As hygienists, it is our duty to use science-based evidence so I urge you to do your own research and use your critical thinking in combination with what you know to be fact from your hygiene education to base your opinion on this fad.
Question: What are your thoughts on oil pulling? | March 22, 2014
In most cases, any pain or discomfort will get better without treatment. But if you have severe, ongoing pain, medication can help. These are examples of what your doctor or dentist may prescribe:
Over-the-counter pain relievers
Mouth rinses with anesthetic
Corticosteroids applied directly on the tongue
If you’re wondering about steps you can take to hasten the relief of symptoms, try limiting these substances or avoid them altogether:
Hot, spicy, or acidic foods or dried, salty nuts
Toothpaste with additives, whitening agents, or heavy flavoring (toothpaste for sensitive teeth is a better choice)
Question: Does anyone know how to soothe the burning of Geographic Tongue? | May 2, 2014

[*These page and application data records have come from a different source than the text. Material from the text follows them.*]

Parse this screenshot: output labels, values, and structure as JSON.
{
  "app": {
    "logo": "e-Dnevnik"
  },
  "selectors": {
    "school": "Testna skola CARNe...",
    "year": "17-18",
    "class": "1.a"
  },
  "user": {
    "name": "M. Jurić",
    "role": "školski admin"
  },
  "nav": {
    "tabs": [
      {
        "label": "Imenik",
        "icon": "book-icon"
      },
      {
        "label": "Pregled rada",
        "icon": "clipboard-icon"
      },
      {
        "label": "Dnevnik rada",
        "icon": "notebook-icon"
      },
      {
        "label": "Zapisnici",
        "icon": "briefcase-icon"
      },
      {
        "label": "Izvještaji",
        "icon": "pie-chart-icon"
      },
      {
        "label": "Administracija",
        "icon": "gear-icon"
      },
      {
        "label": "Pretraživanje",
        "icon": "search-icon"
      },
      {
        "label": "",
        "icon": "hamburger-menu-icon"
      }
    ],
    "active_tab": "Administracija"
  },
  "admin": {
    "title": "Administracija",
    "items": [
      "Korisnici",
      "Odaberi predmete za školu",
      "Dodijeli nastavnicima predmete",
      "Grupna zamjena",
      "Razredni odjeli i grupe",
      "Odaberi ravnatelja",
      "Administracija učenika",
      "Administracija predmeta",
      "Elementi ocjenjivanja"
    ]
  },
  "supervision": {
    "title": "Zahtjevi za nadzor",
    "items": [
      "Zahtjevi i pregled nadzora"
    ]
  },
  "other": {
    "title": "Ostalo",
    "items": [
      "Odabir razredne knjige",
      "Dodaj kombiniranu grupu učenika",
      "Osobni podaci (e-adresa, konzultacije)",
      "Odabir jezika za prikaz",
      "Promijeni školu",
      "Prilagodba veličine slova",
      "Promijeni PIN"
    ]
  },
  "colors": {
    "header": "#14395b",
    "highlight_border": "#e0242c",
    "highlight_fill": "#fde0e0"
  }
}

With time comes confidence. It sounds like you may be getting stressed out because of the limited time you have for SRPs. It also sounds like you are perceiving it as a need to question your technique, instead of the circumstances you are faced with. This may be presumptious, but is it time to move on from your current office? Top-notch patient care seems important to you and if you don’t feel like you have the proper time to accomplish this, it’s just not worth the stress. As far as taking BWX after SRPs, it’s not a must, unless as Sue Halverson stated, there’s a tenacious, questionable area. Just make sure you have an 11/12 explorer handy! That may not be the most popular answer, but I feel like you might be held back by working with an office that doesn’t share your same patient care standard. I want to applaud you for trying to be the best you can be! You are a professional, you got this!
Question: SRP | September 27, 2014
If an OSHA inspector saw this, your dentist would be fined. OSHA states to change masks between patients or during patient treatment if the mask becomes wet. A gown can be worn all day unless it becomes “visibly soiled.” It may help to print out OSHA guidelines to show the people who are in question.
Question: Using same mask all day | August 2, 2014
In my experience, I’ve not been given a lower pay rate for attending mandatory training or meetings – and I’ve worked for some very frugal doctors. I do agree with you that your time should be valued! My question would be, is every one in the office getting a lower rate of pay? If not, than that inflates the issue. It is my understanding that under the Fair Labor Standards Act, pay can be lowered but I believe you need to be informed and consent. I’m not an attorney, so that may be worth investigating. It’s hard to be a team player, if you are not valued as part of the team. This is a tough issue to address with the doctor, but it may be worth a chat him if only to express your feelings of being undervalued. I wish you the best of luck with this!
Question: Regular pay rate vs. education pay rate | February 5, 2016